All the Muslim countries of the world will be on one side, and Pakistan, Afghanistan and Hefazat-e-Islami will be on the other side. This is not good for secular Bangladesh achieved with blood and chastity of two million women in the liberation war of 1971. It is time to wake up for all secular forces in Bangladesh.
Several senior Awami League leaders said that after forming the Awami League government in 2009, the BNP conspired with Hefazat to overthrow the government of Prime Minister Sheikh Hasina, the elder daughter of Bangabandhu. As part of the conspiracy, Hefazat, backed by the BNP, lay a seige of Shapla Chattar on May 5, 2013, and carried out massive violence. After this incident, Hejafat’s relationship strained with the government.
But after the death of Shah Ahmed Shafi, the first Amir of Hifazat, Junaid Babungari, known as a pro-BNP man, became the new Amir. In the 151-member committee of the organization, Babungari, a partner of the BNP’s 20-party alliance, appointed various Islamic parties to important posts.

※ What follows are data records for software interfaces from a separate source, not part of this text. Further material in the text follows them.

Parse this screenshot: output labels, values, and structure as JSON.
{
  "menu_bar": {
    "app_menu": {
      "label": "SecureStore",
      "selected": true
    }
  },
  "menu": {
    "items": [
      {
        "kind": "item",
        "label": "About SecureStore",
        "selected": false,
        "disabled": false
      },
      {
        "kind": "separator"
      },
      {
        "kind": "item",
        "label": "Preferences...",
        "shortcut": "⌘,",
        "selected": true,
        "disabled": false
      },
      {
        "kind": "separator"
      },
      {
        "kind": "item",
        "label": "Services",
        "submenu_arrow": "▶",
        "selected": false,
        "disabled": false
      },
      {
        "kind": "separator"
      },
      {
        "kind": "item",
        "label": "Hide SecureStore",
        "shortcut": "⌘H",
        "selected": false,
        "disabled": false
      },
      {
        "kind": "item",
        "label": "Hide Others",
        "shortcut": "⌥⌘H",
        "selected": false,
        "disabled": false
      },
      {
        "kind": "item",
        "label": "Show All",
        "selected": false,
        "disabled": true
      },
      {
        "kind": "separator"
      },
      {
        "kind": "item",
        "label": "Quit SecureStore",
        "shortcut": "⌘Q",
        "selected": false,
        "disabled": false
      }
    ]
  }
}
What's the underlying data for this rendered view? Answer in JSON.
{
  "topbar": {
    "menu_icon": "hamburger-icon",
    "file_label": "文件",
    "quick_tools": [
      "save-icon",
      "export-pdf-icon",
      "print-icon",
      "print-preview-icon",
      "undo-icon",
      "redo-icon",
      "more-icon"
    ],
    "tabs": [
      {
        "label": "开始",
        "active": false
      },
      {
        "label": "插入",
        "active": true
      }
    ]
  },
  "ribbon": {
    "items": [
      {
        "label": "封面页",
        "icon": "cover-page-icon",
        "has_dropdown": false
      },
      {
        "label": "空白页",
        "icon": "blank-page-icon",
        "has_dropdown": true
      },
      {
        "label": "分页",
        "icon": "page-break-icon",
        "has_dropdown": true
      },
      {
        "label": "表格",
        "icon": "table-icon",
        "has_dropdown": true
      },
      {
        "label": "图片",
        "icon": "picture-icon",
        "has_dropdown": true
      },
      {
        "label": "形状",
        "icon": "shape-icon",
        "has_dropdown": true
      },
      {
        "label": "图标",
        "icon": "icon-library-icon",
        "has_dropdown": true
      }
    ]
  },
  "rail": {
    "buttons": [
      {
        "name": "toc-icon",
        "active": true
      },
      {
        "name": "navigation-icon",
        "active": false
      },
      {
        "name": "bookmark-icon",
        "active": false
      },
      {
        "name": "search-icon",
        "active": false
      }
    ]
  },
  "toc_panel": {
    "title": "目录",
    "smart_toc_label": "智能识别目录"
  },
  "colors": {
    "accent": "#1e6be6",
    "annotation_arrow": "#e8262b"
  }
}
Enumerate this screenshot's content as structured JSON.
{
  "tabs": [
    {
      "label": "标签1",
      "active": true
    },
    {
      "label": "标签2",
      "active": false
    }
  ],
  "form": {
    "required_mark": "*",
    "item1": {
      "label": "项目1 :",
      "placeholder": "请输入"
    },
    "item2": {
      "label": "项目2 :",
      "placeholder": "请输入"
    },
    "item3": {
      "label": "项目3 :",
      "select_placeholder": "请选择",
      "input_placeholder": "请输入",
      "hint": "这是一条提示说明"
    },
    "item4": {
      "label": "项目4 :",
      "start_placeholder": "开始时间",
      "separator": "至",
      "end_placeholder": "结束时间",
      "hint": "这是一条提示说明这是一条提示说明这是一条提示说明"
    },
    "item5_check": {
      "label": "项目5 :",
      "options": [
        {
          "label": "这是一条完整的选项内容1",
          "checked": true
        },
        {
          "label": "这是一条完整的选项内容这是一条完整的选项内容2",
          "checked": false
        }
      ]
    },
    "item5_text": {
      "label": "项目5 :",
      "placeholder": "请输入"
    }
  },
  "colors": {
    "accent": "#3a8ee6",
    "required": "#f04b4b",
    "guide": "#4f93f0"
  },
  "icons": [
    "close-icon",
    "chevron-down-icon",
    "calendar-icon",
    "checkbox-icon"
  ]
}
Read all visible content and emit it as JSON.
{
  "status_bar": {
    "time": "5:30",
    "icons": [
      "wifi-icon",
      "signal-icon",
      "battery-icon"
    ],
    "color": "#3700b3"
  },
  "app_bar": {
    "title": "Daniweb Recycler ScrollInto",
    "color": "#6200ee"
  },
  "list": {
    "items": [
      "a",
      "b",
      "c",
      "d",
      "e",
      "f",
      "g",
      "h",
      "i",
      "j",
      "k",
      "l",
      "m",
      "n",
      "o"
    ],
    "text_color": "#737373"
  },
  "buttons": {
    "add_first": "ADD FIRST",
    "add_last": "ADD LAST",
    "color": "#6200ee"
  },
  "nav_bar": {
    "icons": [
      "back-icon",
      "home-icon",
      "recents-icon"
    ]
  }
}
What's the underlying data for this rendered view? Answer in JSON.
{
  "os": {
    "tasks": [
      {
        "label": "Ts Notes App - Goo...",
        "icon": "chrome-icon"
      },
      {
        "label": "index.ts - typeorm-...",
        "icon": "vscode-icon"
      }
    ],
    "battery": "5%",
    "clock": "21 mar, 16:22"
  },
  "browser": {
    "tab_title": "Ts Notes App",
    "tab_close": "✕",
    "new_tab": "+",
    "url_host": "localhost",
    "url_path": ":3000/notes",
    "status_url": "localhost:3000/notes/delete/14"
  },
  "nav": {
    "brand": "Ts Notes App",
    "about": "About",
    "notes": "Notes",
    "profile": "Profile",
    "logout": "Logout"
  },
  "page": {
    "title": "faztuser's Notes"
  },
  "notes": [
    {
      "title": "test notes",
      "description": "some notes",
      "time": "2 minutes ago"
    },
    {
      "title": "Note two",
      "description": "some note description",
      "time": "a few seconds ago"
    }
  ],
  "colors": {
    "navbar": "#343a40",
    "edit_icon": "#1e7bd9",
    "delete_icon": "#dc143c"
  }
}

Hefazat’s joint secretary general Mamunul Haque is one of them. His party Khelaat-e-Majlis is one of the allies of BNP and Jamaat-led 20 parties. The opposition to these pro-BNP leaders’ sculpture and the BNP’s silence on this issue naturally indicates that Awami League’s allegation is true.
Awami League general secretary ObaidulQuader said, “BNP believes in conspiracy theories behind the scenes. They are playing various games at home and abroad for power.”
Asked about the BNP’s stance on the sculpture debate, Hasanul Haque Inu, president of the JSD, one of the Awami League-led 14-party alliance allies, said the silence by BNP is because it is backing fanatical groups.
If there was no instigation, than the BNP would have reacted on the sculpture issue.
Abu Ahmed Mannafi, who became the president of Dhaka Metropolitan South of the Awami League, said, “A fanatical group is conspiring to provoking the sensitive feelings of common religious people by fueling the politics of division anddistortaion, at the construction of the sculpture of Father of the Nation Bangabandhu Sheikh Mujibur Rahman. BNP-Jamat is fuelling these provocations. We all need to be vigilant about this conspiracy. ”
Asked about the BNP’s position on the sculpture debate, Awami League joint general secretary
Mahbub-ul-Alam Hanif said, “These fanatical groups have other nefarious motives.” There must be a political party or a political conspiracy behind this. This malpractice is being carried out to destroy the spirit of Bangladesh and the liberation war.
He added, “BNP and Jamaat have embarked on a mission to implement the BNP’s anti-Bangladesh conspiracy by using Hefazat and other Islamic parties.”